[What this task involves]: What is needed is a copy of each line in the listing below that contains "JSON".

[Source data]:
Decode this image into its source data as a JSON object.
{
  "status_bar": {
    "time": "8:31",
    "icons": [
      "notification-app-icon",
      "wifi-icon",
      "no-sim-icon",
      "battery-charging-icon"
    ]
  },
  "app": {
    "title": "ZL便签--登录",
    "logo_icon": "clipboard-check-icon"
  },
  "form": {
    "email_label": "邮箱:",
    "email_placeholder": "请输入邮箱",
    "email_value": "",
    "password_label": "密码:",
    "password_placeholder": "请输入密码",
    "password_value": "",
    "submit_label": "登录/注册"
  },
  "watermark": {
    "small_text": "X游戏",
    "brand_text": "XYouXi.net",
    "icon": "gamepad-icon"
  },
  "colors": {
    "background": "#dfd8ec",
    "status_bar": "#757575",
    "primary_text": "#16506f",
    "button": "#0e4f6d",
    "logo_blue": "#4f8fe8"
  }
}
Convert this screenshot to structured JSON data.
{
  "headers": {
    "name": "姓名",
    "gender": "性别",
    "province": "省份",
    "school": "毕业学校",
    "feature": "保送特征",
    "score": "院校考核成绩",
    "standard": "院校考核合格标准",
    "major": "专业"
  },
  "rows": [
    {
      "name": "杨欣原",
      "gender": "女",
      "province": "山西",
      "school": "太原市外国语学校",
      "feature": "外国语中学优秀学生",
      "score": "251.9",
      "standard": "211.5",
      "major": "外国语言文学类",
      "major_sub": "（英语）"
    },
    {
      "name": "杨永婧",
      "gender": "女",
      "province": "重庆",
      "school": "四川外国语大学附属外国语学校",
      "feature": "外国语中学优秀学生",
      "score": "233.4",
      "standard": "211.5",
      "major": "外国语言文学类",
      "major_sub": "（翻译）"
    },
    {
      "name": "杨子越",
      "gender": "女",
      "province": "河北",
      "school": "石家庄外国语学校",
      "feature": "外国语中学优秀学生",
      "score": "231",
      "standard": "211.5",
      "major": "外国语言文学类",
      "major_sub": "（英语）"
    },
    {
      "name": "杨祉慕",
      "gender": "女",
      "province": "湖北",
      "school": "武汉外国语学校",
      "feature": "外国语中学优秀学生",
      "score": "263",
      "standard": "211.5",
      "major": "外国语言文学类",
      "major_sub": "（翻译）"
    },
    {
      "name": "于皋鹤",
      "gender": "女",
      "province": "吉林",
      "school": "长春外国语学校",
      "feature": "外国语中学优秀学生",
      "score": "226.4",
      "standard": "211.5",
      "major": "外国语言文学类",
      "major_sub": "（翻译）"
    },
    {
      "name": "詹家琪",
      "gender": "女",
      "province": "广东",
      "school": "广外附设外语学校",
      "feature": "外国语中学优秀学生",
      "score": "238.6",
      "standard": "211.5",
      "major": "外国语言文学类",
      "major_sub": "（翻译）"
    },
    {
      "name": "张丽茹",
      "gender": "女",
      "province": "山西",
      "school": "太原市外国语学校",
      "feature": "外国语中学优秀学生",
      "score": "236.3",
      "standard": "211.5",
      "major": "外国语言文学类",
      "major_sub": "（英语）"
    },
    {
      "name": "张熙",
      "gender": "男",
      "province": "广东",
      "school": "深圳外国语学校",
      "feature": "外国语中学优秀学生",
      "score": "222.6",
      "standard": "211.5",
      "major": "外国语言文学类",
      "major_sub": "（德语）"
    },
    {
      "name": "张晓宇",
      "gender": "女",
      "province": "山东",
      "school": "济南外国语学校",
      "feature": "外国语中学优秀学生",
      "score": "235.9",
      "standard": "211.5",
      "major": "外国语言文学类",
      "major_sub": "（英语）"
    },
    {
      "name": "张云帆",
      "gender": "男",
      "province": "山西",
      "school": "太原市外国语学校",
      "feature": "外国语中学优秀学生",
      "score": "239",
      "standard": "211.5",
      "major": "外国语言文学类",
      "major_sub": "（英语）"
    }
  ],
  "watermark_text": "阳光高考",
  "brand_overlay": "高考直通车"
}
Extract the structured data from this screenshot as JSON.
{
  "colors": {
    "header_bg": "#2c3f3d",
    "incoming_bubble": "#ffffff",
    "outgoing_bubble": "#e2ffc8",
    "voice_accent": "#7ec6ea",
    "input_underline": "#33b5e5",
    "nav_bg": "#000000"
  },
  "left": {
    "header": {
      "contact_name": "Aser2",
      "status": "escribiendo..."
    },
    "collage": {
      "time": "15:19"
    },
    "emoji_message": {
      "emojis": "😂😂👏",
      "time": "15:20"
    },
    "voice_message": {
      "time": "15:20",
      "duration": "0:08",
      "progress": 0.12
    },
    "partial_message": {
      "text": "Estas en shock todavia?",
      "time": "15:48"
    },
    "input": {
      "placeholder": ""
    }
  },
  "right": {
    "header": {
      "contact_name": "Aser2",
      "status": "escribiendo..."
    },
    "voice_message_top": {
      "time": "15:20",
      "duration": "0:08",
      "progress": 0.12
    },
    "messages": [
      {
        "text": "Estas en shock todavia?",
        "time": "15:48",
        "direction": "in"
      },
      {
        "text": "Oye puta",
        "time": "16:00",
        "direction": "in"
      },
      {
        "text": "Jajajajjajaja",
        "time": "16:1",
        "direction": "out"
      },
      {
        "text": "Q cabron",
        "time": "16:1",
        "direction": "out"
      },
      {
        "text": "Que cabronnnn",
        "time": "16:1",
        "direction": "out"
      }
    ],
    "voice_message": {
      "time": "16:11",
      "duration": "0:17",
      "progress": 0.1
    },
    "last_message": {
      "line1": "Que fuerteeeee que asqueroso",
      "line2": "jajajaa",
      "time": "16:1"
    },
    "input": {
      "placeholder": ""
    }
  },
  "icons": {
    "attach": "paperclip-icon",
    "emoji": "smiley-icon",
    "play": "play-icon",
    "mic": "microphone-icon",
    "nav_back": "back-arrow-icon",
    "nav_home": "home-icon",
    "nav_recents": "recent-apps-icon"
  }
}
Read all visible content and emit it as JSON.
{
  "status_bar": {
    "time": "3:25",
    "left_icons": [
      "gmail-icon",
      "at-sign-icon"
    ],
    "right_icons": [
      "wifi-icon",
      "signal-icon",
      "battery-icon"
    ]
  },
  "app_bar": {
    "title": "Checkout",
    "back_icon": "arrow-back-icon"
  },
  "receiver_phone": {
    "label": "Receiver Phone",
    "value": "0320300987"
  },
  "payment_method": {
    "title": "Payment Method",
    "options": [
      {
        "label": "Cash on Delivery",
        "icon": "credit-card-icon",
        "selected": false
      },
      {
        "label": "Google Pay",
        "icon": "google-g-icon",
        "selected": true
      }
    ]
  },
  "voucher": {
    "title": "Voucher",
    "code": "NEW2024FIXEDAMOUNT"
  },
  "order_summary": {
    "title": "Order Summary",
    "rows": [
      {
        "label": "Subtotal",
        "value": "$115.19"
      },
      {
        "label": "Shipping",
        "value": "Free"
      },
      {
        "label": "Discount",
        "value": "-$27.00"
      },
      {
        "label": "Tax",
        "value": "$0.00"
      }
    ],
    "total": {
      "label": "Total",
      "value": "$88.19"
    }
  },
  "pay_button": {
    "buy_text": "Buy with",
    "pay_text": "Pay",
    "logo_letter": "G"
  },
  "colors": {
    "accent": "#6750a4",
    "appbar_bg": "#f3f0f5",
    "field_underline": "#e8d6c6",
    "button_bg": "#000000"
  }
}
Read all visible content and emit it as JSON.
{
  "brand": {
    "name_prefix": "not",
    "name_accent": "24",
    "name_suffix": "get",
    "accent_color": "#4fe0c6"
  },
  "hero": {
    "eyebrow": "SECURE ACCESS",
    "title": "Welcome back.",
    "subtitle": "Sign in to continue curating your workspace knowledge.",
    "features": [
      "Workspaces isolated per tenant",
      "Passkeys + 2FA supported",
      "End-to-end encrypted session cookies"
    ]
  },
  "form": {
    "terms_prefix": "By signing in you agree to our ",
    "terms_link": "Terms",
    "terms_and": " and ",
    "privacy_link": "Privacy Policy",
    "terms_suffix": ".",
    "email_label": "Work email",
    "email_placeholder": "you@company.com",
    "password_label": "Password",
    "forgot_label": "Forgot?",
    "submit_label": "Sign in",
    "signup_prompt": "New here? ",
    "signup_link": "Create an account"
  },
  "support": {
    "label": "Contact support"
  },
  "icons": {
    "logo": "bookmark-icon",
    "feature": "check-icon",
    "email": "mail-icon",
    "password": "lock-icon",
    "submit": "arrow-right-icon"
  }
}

[Reply]:
Decode this image into its source data as a JSON object.
Convert this screenshot to structured JSON data.
Extract the structured data from this screenshot as JSON.
Read all visible content and emit it as JSON.
Read all visible content and emit it as JSON.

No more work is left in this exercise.